══ DATASET ══
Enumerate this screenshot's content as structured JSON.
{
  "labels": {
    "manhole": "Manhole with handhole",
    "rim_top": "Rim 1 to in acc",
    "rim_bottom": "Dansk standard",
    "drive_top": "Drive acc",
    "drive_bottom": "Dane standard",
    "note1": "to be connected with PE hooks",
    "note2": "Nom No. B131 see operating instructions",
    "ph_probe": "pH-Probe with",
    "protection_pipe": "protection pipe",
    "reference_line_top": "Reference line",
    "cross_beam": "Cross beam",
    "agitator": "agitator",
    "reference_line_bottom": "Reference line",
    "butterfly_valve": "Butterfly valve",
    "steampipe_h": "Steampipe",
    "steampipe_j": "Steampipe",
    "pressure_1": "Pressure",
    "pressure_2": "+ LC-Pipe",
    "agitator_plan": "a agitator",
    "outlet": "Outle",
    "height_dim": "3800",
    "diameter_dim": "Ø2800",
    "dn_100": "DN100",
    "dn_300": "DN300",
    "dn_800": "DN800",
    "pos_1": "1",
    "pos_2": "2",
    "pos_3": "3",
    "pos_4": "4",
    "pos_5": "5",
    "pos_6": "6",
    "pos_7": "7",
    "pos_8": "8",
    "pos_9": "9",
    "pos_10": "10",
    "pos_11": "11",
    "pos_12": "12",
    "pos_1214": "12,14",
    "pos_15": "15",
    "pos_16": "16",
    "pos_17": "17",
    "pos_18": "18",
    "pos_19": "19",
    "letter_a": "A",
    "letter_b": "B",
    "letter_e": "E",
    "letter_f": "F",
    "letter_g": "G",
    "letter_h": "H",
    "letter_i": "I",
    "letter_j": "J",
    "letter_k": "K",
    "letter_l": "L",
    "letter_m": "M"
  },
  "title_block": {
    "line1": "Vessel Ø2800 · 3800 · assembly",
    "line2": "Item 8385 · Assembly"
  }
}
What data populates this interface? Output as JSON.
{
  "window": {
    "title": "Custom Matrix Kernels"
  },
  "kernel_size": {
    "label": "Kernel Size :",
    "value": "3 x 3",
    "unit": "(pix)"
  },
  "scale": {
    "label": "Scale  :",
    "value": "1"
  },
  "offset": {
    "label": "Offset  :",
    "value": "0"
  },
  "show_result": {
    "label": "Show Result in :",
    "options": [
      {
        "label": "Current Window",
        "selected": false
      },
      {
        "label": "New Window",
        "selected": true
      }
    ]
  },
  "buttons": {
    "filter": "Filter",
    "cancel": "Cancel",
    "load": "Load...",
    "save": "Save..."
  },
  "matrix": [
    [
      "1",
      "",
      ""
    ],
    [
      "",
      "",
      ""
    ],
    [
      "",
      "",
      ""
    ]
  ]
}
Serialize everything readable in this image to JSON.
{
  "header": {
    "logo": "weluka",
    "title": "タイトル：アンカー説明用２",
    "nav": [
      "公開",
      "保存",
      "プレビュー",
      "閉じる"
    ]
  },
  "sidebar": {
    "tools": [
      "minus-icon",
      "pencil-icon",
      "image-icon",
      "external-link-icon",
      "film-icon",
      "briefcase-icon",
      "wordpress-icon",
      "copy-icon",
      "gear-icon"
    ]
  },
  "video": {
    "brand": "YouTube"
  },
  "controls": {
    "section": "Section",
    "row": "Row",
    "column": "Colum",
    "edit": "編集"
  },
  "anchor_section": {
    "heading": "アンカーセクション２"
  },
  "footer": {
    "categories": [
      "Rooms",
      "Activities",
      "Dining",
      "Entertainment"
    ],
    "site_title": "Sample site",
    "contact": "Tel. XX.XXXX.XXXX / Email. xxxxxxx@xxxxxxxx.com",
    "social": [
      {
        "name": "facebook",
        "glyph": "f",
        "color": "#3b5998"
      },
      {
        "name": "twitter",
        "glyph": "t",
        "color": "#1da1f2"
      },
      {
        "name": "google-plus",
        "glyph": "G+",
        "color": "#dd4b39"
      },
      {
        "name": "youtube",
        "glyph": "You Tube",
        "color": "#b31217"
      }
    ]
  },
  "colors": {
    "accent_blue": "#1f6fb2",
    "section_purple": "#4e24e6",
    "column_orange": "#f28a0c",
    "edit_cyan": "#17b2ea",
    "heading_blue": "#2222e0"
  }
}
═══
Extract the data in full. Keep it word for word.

Enumerate this screenshot's content as structured JSON.
{
  "labels": {
    "manhole": "Manhole with handhole",
    "rim_top": "Rim 1 to in acc",
    "rim_bottom": "Dansk standard",
    "drive_top": "Drive acc",
    "drive_bottom": "Dane standard",
    "note1": "to be connected with PE hooks",
    "note2": "Nom No. B131 see operating instructions",
    "ph_probe": "pH-Probe with",
    "protection_pipe": "protection pipe",
    "reference_line_top": "Reference line",
    "cross_beam": "Cross beam",
    "agitator": "agitator",
    "reference_line_bottom": "Reference line",
    "butterfly_valve": "Butterfly valve",
    "steampipe_h": "Steampipe",
    "steampipe_j": "Steampipe",
    "pressure_1": "Pressure",
    "pressure_2": "+ LC-Pipe",
    "agitator_plan": "a agitator",
    "outlet": "Outle",
    "height_dim": "3800",
    "diameter_dim": "Ø2800",
    "dn_100": "DN100",
    "dn_300": "DN300",
    "dn_800": "DN800",
    "pos_1": "1",
    "pos_2": "2",
    "pos_3": "3",
    "pos_4": "4",
    "pos_5": "5",
    "pos_6": "6",
    "pos_7": "7",
    "pos_8": "8",
    "pos_9": "9",
    "pos_10": "10",
    "pos_11": "11",
    "pos_12": "12",
    "pos_1214": "12,14",
    "pos_15": "15",
    "pos_16": "16",
    "pos_17": "17",
    "pos_18": "18",
    "pos_19": "19",
    "letter_a": "A",
    "letter_b": "B",
    "letter_e": "E",
    "letter_f": "F",
    "letter_g": "G",
    "letter_h": "H",
    "letter_i": "I",
    "letter_j": "J",
    "letter_k": "K",
    "letter_l": "L",
    "letter_m": "M"
  },
  "title_block": {
    "line1": "Vessel Ø2800 · 3800 · assembly",
    "line2": "Item 8385 · Assembly"
  }
}
What data populates this interface? Output as JSON.
{
  "window": {
    "title": "Custom Matrix Kernels"
  },
  "kernel_size": {
    "label": "Kernel Size :",
    "value": "3 x 3",
    "unit": "(pix)"
  },
  "scale": {
    "label": "Scale  :",
    "value": "1"
  },
  "offset": {
    "label": "Offset  :",
    "value": "0"
  },
  "show_result": {
    "label": "Show Result in :",
    "options": [
      {
        "label": "Current Window",
        "selected": false
      },
      {
        "label": "New Window",
        "selected": true
      }
    ]
  },
  "buttons": {
    "filter": "Filter",
    "cancel": "Cancel",
    "load": "Load...",
    "save": "Save..."
  },
  "matrix": [
    [
      "1",
      "",
      ""
    ],
    [
      "",
      "",
      ""
    ],
    [
      "",
      "",
      ""
    ]
  ]
}
Serialize everything readable in this image to JSON.
{
  "header": {
    "logo": "weluka",
    "title": "タイトル：アンカー説明用２",
    "nav": [
      "公開",
      "保存",
      "プレビュー",
      "閉じる"
    ]
  },
  "sidebar": {
    "tools": [
      "minus-icon",
      "pencil-icon",
      "image-icon",
      "external-link-icon",
      "film-icon",
      "briefcase-icon",
      "wordpress-icon",
      "copy-icon",
      "gear-icon"
    ]
  },
  "video": {
    "brand": "YouTube"
  },
  "controls": {
    "section": "Section",
    "row": "Row",
    "column": "Colum",
    "edit": "編集"
  },
  "anchor_section": {
    "heading": "アンカーセクション２"
  },
  "footer": {
    "categories": [
      "Rooms",
      "Activities",
      "Dining",
      "Entertainment"
    ],
    "site_title": "Sample site",
    "contact": "Tel. XX.XXXX.XXXX / Email. xxxxxxx@xxxxxxxx.com",
    "social": [
      {
        "name": "facebook",
        "glyph": "f",
        "color": "#3b5998"
      },
      {
        "name": "twitter",
        "glyph": "t",
        "color": "#1da1f2"
      },
      {
        "name": "google-plus",
        "glyph": "G+",
        "color": "#dd4b39"
      },
      {
        "name": "youtube",
        "glyph": "You Tube",
        "color": "#b31217"
      }
    ]
  },
  "colors": {
    "accent_blue": "#1f6fb2",
    "section_purple": "#4e24e6",
    "column_orange": "#f28a0c",
    "edit_cyan": "#17b2ea",
    "heading_blue": "#2222e0"
  }
}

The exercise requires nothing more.